Segment Open

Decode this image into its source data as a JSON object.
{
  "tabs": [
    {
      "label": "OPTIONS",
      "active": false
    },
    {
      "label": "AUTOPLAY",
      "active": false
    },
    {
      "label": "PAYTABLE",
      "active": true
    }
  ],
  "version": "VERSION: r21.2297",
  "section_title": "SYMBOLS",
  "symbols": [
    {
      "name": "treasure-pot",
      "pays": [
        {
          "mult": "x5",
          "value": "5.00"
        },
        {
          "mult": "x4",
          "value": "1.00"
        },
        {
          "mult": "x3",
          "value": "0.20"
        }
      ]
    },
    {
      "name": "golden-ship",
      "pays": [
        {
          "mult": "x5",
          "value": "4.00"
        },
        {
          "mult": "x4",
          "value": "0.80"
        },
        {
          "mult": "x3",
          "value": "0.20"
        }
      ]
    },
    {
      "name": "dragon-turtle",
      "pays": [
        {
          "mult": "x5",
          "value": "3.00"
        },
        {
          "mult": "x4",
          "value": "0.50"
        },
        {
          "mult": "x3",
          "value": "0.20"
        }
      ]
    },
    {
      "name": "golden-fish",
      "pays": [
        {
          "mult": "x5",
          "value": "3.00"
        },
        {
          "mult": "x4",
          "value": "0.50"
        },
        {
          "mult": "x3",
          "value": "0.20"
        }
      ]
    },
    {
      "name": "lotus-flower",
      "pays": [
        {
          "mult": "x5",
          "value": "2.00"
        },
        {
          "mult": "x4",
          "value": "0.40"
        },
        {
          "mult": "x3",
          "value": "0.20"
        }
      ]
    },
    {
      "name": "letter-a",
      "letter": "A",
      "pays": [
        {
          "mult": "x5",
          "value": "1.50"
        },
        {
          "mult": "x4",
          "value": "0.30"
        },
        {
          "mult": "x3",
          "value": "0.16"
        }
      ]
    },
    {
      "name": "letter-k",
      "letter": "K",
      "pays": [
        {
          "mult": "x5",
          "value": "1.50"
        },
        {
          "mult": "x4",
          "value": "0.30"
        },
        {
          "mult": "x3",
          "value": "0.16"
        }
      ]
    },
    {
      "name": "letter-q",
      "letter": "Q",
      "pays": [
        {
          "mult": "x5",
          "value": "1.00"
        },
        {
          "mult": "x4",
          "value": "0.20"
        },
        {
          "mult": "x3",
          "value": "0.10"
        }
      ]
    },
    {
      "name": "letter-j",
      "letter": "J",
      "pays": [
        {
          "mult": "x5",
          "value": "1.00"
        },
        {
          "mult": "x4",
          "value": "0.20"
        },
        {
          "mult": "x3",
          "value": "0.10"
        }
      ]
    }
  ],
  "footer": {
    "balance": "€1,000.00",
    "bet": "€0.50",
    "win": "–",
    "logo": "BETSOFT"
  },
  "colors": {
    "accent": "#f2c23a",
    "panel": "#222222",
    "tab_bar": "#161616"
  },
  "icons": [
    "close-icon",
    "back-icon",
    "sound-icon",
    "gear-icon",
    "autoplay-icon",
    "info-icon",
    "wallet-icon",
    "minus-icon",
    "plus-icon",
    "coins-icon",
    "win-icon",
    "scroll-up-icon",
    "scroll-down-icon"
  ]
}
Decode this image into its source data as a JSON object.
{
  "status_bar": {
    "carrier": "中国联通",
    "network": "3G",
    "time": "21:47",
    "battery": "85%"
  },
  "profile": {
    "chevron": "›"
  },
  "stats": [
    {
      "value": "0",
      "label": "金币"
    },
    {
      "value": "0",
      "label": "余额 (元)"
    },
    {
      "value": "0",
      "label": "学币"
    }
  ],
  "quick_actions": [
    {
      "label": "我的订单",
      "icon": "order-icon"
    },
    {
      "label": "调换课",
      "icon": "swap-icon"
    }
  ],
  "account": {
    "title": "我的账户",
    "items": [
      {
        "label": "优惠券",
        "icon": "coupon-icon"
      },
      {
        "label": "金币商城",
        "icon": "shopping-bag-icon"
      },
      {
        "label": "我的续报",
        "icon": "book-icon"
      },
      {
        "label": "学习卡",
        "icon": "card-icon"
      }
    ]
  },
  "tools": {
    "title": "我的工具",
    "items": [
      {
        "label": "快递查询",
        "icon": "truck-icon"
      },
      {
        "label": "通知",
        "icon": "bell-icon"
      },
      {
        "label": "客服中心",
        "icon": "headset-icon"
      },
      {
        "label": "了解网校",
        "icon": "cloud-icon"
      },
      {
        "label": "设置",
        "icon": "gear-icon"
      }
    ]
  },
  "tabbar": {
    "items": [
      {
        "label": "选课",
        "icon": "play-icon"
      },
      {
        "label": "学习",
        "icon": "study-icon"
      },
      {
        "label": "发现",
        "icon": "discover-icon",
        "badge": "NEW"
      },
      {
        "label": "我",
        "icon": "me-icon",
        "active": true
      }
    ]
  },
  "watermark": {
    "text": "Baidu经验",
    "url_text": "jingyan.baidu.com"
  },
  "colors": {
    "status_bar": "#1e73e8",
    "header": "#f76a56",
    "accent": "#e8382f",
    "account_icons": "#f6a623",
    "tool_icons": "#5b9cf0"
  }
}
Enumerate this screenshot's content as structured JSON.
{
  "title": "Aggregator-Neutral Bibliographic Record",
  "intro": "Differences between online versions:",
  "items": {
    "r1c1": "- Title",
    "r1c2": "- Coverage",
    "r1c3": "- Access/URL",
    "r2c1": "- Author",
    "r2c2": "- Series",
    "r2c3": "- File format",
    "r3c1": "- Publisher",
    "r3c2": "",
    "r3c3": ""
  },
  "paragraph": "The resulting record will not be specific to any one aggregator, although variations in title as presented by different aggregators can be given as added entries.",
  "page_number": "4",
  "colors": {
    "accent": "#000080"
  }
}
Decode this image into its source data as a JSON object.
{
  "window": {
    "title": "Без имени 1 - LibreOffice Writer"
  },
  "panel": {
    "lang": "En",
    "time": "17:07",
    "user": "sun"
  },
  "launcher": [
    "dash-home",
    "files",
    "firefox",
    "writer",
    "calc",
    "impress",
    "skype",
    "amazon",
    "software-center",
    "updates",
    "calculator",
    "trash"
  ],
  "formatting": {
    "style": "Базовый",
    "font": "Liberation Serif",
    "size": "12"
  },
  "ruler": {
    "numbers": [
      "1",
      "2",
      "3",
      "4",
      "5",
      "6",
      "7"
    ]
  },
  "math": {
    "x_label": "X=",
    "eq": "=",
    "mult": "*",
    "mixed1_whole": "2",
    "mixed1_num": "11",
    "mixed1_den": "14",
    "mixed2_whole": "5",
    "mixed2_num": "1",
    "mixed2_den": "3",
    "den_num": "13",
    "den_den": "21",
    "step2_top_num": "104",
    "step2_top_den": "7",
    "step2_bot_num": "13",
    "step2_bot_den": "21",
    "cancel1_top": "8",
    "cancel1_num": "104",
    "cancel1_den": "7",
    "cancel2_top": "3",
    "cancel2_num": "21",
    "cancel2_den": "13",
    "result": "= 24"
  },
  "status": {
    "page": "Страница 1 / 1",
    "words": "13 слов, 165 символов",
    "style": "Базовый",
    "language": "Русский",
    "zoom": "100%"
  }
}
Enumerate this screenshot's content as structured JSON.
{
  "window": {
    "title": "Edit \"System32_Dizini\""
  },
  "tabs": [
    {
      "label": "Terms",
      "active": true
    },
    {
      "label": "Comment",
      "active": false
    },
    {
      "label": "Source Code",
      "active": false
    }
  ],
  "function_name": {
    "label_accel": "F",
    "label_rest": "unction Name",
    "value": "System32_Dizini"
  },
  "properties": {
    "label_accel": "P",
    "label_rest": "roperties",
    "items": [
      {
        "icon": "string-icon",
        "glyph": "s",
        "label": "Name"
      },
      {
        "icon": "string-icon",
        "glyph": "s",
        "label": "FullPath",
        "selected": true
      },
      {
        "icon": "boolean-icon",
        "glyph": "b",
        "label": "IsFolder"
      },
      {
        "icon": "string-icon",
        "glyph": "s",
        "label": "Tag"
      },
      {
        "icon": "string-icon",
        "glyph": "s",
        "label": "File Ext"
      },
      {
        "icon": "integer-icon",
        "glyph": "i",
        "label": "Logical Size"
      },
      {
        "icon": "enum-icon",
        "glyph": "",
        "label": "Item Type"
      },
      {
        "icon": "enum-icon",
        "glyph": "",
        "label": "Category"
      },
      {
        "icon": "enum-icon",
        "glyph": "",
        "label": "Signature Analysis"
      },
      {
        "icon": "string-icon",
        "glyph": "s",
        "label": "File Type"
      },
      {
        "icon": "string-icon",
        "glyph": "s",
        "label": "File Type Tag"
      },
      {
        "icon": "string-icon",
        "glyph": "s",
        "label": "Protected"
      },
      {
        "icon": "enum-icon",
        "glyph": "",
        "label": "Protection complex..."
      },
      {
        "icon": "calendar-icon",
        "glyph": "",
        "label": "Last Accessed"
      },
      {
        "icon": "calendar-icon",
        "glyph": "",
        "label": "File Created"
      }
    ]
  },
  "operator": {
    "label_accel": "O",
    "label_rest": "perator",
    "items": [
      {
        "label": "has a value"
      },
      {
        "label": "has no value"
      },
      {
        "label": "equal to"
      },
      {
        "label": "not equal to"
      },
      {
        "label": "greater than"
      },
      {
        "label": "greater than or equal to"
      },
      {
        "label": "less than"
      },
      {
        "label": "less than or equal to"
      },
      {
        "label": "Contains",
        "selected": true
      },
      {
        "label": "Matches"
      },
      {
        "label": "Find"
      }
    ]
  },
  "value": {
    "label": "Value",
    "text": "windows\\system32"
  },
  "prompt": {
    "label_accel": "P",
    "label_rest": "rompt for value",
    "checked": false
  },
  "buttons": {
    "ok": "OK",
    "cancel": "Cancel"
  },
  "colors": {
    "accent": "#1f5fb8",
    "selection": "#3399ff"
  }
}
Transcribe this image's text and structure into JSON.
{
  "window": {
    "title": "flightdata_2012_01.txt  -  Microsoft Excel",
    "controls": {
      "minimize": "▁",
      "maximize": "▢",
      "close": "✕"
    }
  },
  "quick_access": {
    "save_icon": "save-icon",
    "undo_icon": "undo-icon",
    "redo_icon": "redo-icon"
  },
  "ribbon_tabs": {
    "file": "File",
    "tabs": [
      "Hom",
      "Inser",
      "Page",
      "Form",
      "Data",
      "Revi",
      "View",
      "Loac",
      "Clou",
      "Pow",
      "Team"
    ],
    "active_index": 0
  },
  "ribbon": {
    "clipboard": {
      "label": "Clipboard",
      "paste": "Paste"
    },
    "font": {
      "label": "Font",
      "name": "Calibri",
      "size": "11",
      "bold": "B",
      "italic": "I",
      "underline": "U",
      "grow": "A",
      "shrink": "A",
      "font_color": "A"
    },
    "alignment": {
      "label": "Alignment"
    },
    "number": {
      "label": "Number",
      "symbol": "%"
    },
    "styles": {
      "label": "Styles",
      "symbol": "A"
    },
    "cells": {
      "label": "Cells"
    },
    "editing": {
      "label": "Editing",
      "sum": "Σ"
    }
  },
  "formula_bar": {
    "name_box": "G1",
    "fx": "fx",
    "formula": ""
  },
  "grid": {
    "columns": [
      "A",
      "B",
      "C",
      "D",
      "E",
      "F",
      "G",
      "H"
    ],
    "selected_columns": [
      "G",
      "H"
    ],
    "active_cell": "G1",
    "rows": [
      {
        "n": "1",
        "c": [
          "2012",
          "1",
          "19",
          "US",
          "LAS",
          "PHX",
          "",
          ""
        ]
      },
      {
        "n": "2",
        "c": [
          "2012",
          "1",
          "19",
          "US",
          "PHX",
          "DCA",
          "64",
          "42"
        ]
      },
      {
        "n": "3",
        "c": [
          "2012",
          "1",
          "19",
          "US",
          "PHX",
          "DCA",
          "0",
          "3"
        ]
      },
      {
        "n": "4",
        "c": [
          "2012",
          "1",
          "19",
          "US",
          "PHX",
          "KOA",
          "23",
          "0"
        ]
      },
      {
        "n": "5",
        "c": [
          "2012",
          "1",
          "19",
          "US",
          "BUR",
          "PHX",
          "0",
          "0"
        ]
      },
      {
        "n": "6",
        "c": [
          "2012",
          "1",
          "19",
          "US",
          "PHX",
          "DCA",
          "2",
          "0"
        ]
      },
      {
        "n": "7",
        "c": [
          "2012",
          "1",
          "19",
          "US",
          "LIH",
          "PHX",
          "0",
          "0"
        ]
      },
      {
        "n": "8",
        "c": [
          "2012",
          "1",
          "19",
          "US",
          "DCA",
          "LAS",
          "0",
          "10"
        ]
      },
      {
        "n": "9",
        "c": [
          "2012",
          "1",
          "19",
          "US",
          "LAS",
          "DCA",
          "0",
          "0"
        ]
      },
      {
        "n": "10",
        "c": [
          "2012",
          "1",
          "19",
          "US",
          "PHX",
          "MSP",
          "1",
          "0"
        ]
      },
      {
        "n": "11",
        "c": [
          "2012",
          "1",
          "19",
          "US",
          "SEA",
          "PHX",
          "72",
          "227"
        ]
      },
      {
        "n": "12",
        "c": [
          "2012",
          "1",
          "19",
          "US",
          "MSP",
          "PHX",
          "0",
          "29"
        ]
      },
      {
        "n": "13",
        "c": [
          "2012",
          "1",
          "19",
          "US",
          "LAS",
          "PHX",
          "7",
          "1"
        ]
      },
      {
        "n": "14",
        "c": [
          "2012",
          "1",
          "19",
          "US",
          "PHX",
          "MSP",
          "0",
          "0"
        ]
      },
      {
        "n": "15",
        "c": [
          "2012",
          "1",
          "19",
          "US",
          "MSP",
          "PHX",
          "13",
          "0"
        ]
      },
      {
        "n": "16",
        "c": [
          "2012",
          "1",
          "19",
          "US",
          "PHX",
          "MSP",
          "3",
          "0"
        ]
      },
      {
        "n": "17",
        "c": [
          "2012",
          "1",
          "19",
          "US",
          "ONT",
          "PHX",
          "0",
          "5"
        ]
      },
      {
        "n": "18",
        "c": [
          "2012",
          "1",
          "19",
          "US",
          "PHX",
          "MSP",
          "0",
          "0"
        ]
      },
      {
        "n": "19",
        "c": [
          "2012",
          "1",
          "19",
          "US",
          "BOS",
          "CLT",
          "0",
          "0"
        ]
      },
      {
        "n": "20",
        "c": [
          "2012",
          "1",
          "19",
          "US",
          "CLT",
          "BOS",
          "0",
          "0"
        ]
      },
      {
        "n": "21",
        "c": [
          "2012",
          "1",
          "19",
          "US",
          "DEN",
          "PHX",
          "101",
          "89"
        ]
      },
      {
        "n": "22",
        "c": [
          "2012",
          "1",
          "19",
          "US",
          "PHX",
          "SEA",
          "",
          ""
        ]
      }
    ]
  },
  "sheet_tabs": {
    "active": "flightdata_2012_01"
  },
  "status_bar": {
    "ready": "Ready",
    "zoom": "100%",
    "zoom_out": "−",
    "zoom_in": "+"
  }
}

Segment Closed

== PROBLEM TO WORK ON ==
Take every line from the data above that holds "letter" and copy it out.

== WRITTEN ANSWER ==
      "name": "letter-a",
      "letter": "A",
      "name": "letter-k",
      "letter": "K",
      "name": "letter-q",
      "letter": "Q",
      "name": "letter-j",
      "letter": "J",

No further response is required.